## RECORDS PROVIDED
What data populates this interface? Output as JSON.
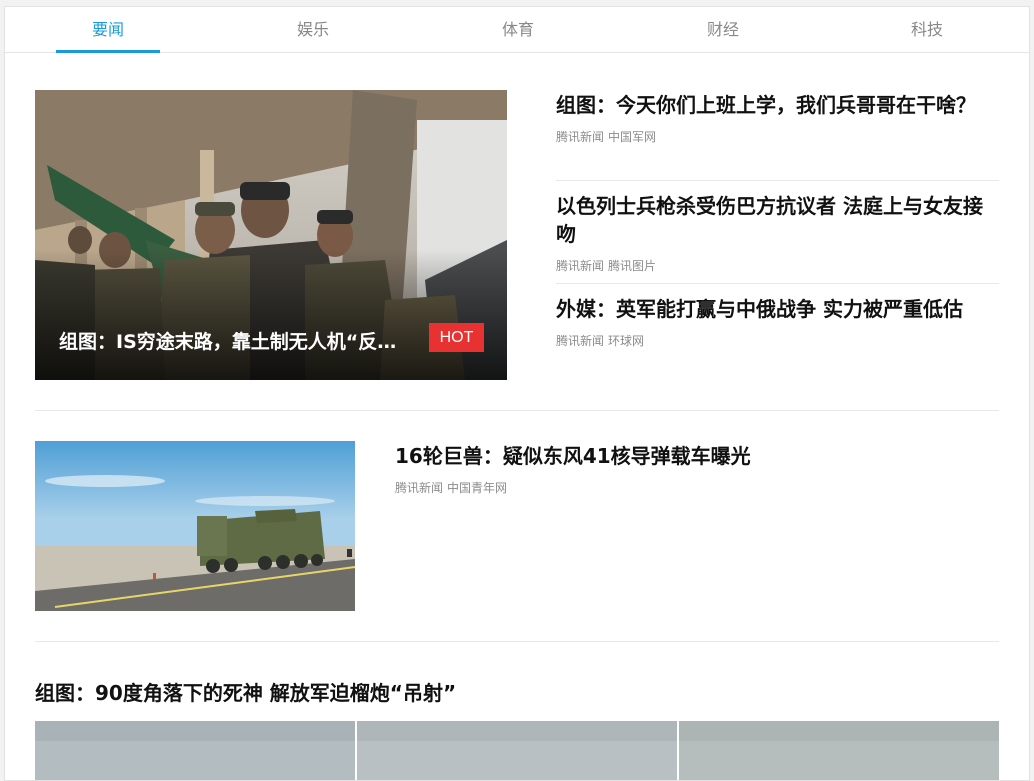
{
  "tabs": [
    {
      "label": "要闻",
      "active": true
    },
    {
      "label": "娱乐",
      "active": false
    },
    {
      "label": "体育",
      "active": false
    },
    {
      "label": "财经",
      "active": false
    },
    {
      "label": "科技",
      "active": false
    }
  ],
  "hero": {
    "caption": "组图：IS穷途末路，靠土制无人机“反…",
    "badge": "HOT",
    "image_icon": "photo-soldiers-drone"
  },
  "side_articles": [
    {
      "title": "组图：今天你们上班上学，我们兵哥哥在干啥？",
      "source": "腾讯新闻",
      "partner": "中国军网"
    },
    {
      "title": "以色列士兵枪杀受伤巴方抗议者 法庭上与女友接吻",
      "source": "腾讯新闻",
      "partner": "腾讯图片"
    },
    {
      "title": "外媒：英军能打赢与中俄战争 实力被严重低估",
      "source": "腾讯新闻",
      "partner": "环球网"
    }
  ],
  "feature_article": {
    "title": "16轮巨兽：疑似东风41核导弹载车曝光",
    "source": "腾讯新闻",
    "partner": "中国青年网",
    "image_icon": "photo-missile-truck"
  },
  "gallery_article": {
    "title": "组图：90度角落下的死神 解放军迫榴炮“吊射”",
    "images": [
      "photo-foggy-1",
      "photo-foggy-2",
      "photo-foggy-3"
    ]
  },
  "colors": {
    "accent": "#1a9bd7",
    "hot": "#e83232",
    "meta": "#8c8c8c"
  }
}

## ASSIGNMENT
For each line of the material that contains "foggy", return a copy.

## EXERCISE OUTPUT
      "photo-foggy-1",
      "photo-foggy-2",
      "photo-foggy-3"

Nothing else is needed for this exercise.